▶ [REQUIRED WORK]: The answer must be the full data, restated word for word, with no pictures in it.

▶ [Interface dataset entries]:
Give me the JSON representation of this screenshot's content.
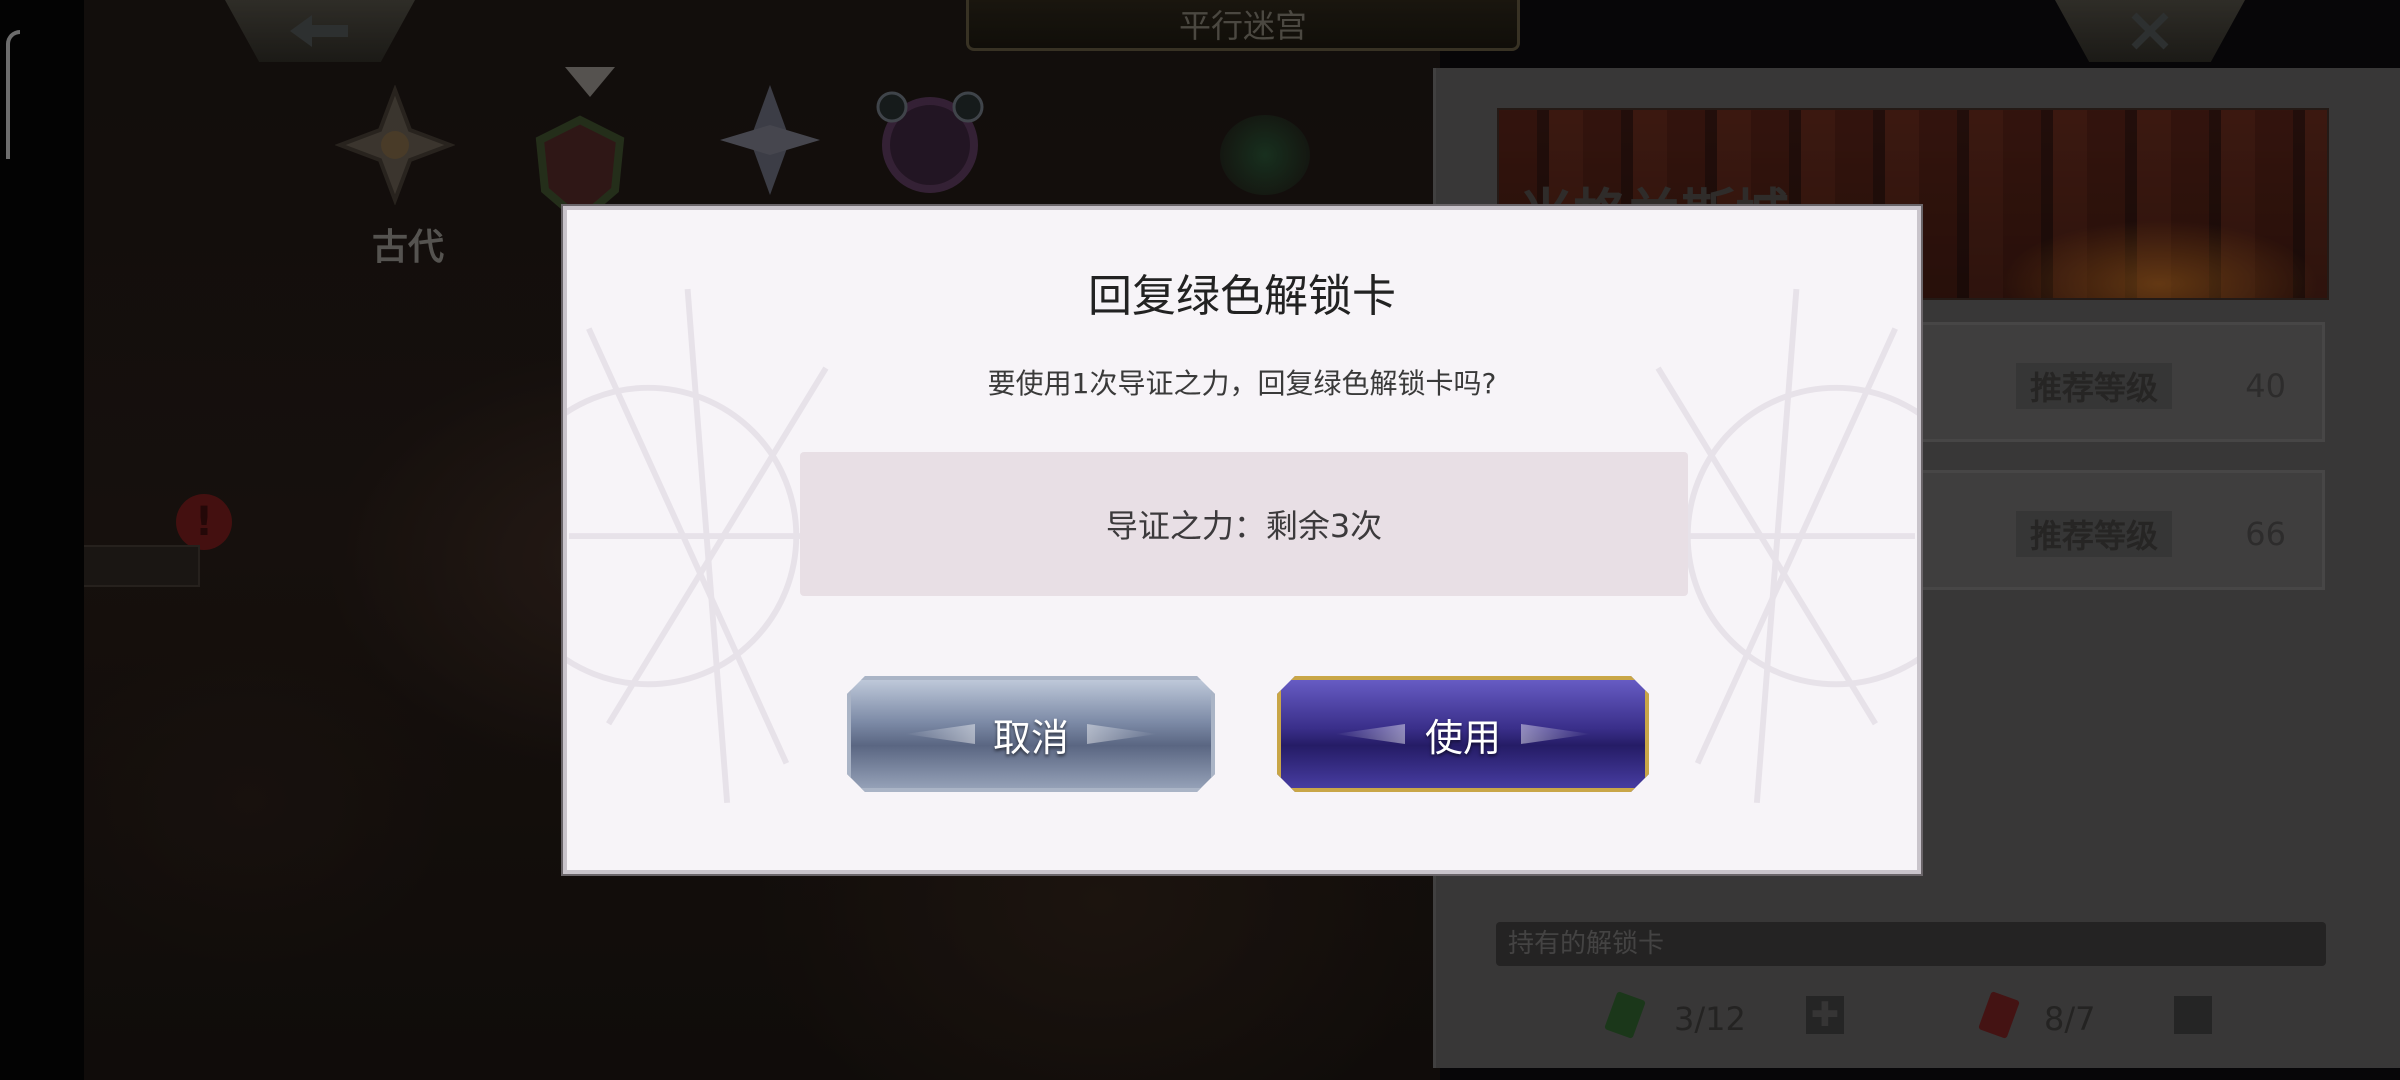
{
  "header": {
    "title": "平行迷宫"
  },
  "map": {
    "era_label": "古代",
    "alert_badge": "!"
  },
  "panel": {
    "banner_title": "米格兰斯城",
    "stages": [
      {
        "recommend_label": "推荐等级",
        "level": "40"
      },
      {
        "recommend_label": "推荐等级",
        "level": "66"
      }
    ],
    "cards_label": "持有的解锁卡",
    "green_card_count": "3/12",
    "red_card_count": "8/7"
  },
  "dialog": {
    "title": "回复绿色解锁卡",
    "message": "要使用1次导证之力，回复绿色解锁卡吗?",
    "info": "导证之力：剩余3次",
    "cancel_label": "取消",
    "use_label": "使用"
  },
  "icons": {
    "back": "arrow-left-icon",
    "close": "close-icon"
  },
  "colors": {
    "dialog_bg": "#f7f4f8",
    "info_box": "#e8dfe5",
    "cancel_button": "#7c8aa6",
    "use_button": "#3a2f8a",
    "use_button_border": "#c9a648"
  }
}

▶ [ANSWER TO THIS EXERCISE]:
Give me the JSON representation of this screenshot's content.
{
  "header": {
    "title": "平行迷宫"
  },
  "map": {
    "era_label": "古代",
    "alert_badge": "!"
  },
  "panel": {
    "banner_title": "米格兰斯城",
    "stages": [
      {
        "recommend_label": "推荐等级",
        "level": "40"
      },
      {
        "recommend_label": "推荐等级",
        "level": "66"
      }
    ],
    "cards_label": "持有的解锁卡",
    "green_card_count": "3/12",
    "red_card_count": "8/7"
  },
  "dialog": {
    "title": "回复绿色解锁卡",
    "message": "要使用1次导证之力，回复绿色解锁卡吗?",
    "info": "导证之力：剩余3次",
    "cancel_label": "取消",
    "use_label": "使用"
  },
  "icons": {
    "back": "arrow-left-icon",
    "close": "close-icon"
  },
  "colors": {
    "dialog_bg": "#f7f4f8",
    "info_box": "#e8dfe5",
    "cancel_button": "#7c8aa6",
    "use_button": "#3a2f8a",
    "use_button_border": "#c9a648"
  }
}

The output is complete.